Tuesday, April 26, 2011
In the information economy, one usually realized that almost everything economically around him or her is somehow connected to the web.
Last month, there was an interesting article in the NY Times about how global companies responded to a black swan event within their supply chain.
# From our experience, the black swan usually originated from within one's settings.Occasionally, the long-term rewards for "just-in-case" situation exceed the short-term rewards for "just-in-time" situation. In various cases, many companies do not like to prepare for the long term. ... Adding inventories and backup suppliers reduces risk by increasing the redundancy in a supply system. It also enhances resilience. The trade off is the increase of operating costs. If you were the chief decision maker, would you choose the Just-in-time model or the Just-in-case model? ... When deciding, what strategic and operational factors would you focused on?
Under the settings of the information economy, our world is considered to be strategically flat.

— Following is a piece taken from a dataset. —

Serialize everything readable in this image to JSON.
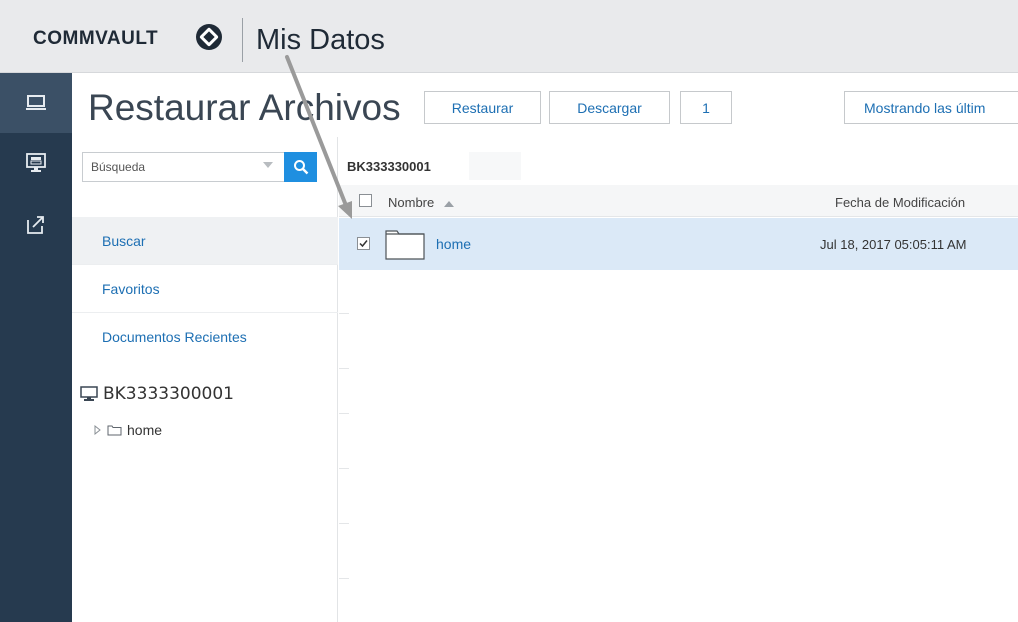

Successful business strategists understand the grand connection from the basic ingredients through the suppliers to the manufacturers and finally to the marketplace. The connective understanding of the economics, the logistics and the other tangible influences enabled them to prepare for the best case scenarios and the worst case scenarios. Anticipating possible scenarios is how they have always stayed ahead of the curve.
The key to succeeding is having the time, the resources and the skills to properly connect the dots.

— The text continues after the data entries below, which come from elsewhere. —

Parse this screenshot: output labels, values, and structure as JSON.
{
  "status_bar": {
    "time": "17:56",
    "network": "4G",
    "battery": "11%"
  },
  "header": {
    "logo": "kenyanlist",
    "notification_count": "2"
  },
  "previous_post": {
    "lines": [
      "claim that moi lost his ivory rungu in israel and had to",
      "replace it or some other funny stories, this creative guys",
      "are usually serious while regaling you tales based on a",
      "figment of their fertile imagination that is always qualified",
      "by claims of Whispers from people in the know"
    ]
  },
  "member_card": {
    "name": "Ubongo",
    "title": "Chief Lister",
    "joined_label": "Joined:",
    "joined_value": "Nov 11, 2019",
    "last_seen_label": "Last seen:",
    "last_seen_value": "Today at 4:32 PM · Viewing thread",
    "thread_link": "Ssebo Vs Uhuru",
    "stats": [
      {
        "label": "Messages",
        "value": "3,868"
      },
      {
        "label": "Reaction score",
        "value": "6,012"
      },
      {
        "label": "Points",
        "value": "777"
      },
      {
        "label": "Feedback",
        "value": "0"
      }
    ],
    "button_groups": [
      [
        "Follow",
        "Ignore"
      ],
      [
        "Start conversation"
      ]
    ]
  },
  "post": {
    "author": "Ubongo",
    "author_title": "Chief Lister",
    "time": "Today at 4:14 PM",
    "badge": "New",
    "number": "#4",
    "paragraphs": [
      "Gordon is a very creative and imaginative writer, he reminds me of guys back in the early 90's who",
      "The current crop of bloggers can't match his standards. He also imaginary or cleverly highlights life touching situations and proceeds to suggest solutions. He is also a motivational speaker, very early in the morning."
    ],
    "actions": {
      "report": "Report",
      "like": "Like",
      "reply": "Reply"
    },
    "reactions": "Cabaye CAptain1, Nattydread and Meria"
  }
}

Based on your various projects, do you know the tangible specifics and the connections from the initial stage to the final stage?
Do you know the connections of the influences that control your settings?

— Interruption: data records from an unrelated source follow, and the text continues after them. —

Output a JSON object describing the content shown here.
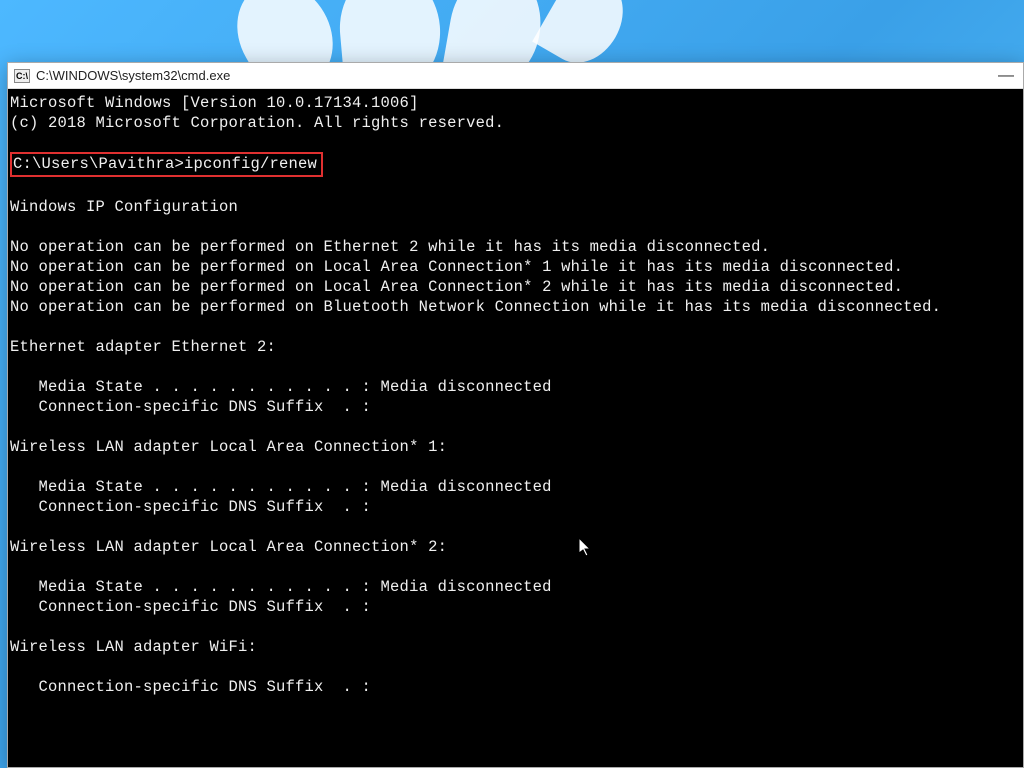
{
  "titlebar": {
    "icon_label": "C:\\",
    "title": "C:\\WINDOWS\\system32\\cmd.exe",
    "minimize": "—"
  },
  "terminal": {
    "line_version": "Microsoft Windows [Version 10.0.17134.1006]",
    "line_copyright": "(c) 2018 Microsoft Corporation. All rights reserved.",
    "prompt_command": "C:\\Users\\Pavithra>ipconfig/renew",
    "line_header": "Windows IP Configuration",
    "line_noop1": "No operation can be performed on Ethernet 2 while it has its media disconnected.",
    "line_noop2": "No operation can be performed on Local Area Connection* 1 while it has its media disconnected.",
    "line_noop3": "No operation can be performed on Local Area Connection* 2 while it has its media disconnected.",
    "line_noop4": "No operation can be performed on Bluetooth Network Connection while it has its media disconnected.",
    "adapter1_title": "Ethernet adapter Ethernet 2:",
    "adapter1_media": "   Media State . . . . . . . . . . . : Media disconnected",
    "adapter1_dns": "   Connection-specific DNS Suffix  . :",
    "adapter2_title": "Wireless LAN adapter Local Area Connection* 1:",
    "adapter2_media": "   Media State . . . . . . . . . . . : Media disconnected",
    "adapter2_dns": "   Connection-specific DNS Suffix  . :",
    "adapter3_title": "Wireless LAN adapter Local Area Connection* 2:",
    "adapter3_media": "   Media State . . . . . . . . . . . : Media disconnected",
    "adapter3_dns": "   Connection-specific DNS Suffix  . :",
    "adapter4_title": "Wireless LAN adapter WiFi:",
    "adapter4_dns": "   Connection-specific DNS Suffix  . :"
  },
  "annotation": {
    "highlight_color": "#e03030"
  }
}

When the strategists see the tangible causes of the connections, they would have a better chance of enhancing their settings. Whether they have the wisdom and the courage to pursue the opportunity is a different tale.